Each of these components took from the man a decade of his life or more as he constructed them. At the time, he believed himself insane. A mad hermit just like the ones in books and literature. He would frequently stare out the window at the town below, shining with lamplight in the dead of night, and wonder to himself whether or not he would die before he finished his creation.

Why didn’t he just go down there?

Maybe those people could help him.

No use wasting all this time just to die here alone.

But alas, he thought to himself. He’d spent this long up here already. What’s another decade?

However, the despair set in eventually.

As much as he could try to ignore it, he’d put a lot riding on this invention. The stress and fear of failure got to him eventually, threatening all he had done so far as well as his very will to continue. So, without any other solution, the man stopped thinking about whether or not it would work. There came a point in which he had to forget about the town entirely to continue. He stopped caring what happened to the machine or himself or anyone else, and just worked at his own pace for the sake of working and nothing else.

It didn’t matter anymore. He had never existed to begin with. He never really thought he had. He believed himself a character, and in a way, he was a right- a person such as him was almost too great to exist in reality. For one day, when he was exactly sixty-three years old, he placed a complete system of artificial pieces into his fifty-third iron body design, and filled the man-sized machine to the brim with fuel.

Having spent so much time in isolation without hearing so much as a whisper of the world at large’s technological strides and trends, it resembled nothing that existed at the time nor had ever existed in the past. It was an alien, uncanny thing, with glowing eyes hidden beneath a red glass visor. It resembled neither man nor woman in form, merely being practically assembled to live, think, and nothing else.

As it sat laying in front of him, he was not the least bit excited or curious. He was not anxious in the slightest as he went to pull the ignition. He did not even consider that what he was about to do would work.

But he did it anyway.

First came the sound of flames as the gas was burned. Then, a sharp puncture. Then, seconds later, a faint beating. And finally, the metal construct lying on his table gave but a tiny convulsion. Dr. Redmond walked back slightly, his existence rushing back to him. He stared down at what he had done, and felt terrified by the beating in his heart. He could no longer forget this beating. He ran up to the machine, and tears in his eyes, he pleaded…

“Please, please wake up!”

“Move!”

“I don’t want to fail!”

“I don’t want…”

“To have wasted all this time!”

“I don’t want…”

Suddenly, it felt cold on his wrist. Opening his weary eyes, he saw it.

A metal hand resting on his own, as if to comfort him.

“It…” he murmured.

Dr. Redmond felt for the first time in all his life as if he truly, absolutely existed. It then gave its first sound.

“…”

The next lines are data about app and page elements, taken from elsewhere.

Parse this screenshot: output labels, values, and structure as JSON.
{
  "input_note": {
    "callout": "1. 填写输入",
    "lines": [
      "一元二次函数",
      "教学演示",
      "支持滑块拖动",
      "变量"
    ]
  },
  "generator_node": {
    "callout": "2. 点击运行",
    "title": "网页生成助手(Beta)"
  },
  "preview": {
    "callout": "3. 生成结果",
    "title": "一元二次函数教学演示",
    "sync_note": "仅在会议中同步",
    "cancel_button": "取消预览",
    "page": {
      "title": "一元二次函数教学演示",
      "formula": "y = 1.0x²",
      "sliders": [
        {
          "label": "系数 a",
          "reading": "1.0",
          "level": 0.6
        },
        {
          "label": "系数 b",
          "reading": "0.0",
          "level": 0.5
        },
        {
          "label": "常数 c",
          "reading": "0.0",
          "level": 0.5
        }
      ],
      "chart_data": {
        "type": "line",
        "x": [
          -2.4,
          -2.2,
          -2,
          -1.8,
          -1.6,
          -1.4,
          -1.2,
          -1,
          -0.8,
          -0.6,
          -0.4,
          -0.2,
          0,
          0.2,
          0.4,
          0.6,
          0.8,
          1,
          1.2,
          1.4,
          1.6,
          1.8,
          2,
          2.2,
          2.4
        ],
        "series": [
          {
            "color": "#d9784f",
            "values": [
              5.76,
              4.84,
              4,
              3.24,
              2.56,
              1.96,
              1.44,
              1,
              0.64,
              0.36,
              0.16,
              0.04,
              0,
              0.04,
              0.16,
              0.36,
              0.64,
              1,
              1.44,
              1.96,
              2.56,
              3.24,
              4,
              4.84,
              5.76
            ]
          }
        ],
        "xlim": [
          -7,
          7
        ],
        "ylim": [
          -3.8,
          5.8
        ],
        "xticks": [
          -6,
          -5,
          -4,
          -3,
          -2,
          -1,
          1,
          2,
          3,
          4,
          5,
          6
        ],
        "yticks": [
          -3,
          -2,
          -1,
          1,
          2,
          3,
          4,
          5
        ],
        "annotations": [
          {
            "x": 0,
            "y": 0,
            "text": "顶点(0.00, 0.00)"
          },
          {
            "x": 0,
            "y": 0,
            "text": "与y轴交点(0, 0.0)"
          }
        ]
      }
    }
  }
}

Low and raspy, it was the sound of profound sadness. But to Dr. Redmond, it was the most beautiful sound he had ever heard. His tears dropped onto the metal of the robot’s torso as he realized that he truly loved this thing. He had spent an eternity with it already, known it far longer than any person. And here he decided that he would continue to love it until the day he died.